Czechs vote Friday and Saturday in their country’s first direct presidential election, with recession, austerity and graft weighing heavily on the nation as it turns the page on a decade under ardent eurosceptic Vaclav Klaus. Two ex-prime ministers, both former Communists, are tipped to finish atop a list of nine first-round candidates — including one with a fully tattooed face — and enter a second round slated for January 25-26. Although polls suggest outspoken leftist Milos Zeman is the strongest candidate to take the presidency of the European Union state of 10.5 million people, he is unlikely to score the simple majority needed to clinch a first-round victory, and will likely face mild-mannered centre-rightist Jan Fischer in the second round.
The winner will replace two-term President Klaus, one of Europe’s staunchest eurosceptics. No matter their political stripe, candidates have sought to distance themselves from his hardline anti-EU stance.
Parliament has chosen the head of state in all four previous presidential elections since this ex-communist country became independent in 1993 as the former Czechoslovakia split in two.

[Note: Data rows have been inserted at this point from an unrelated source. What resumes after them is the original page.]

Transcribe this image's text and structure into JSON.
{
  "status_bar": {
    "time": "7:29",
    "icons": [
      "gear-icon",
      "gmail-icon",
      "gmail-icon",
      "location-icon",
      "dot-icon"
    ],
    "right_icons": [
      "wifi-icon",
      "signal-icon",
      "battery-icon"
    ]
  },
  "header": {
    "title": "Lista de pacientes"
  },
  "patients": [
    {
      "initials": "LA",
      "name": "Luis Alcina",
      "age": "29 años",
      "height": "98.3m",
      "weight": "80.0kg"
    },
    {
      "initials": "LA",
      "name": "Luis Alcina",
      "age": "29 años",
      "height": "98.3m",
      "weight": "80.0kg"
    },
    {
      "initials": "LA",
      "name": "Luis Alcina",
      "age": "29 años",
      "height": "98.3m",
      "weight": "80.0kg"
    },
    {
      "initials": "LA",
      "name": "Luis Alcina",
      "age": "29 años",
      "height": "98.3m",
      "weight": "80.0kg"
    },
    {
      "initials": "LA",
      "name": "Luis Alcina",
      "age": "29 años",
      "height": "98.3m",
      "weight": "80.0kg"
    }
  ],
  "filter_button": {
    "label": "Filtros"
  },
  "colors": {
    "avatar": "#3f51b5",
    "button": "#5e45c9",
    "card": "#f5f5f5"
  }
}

The switch to popular universal suffrage came in February 2012 after Klaus’s 2008 re-election by lawmakers, a vote seen as having more to do with political horse-trading than the public interest.
As one of just two EU countries in central Europe currently suffering recession — the other being Slovenia — economic matters, including biting austerity cuts, are weighing on voters’ minds.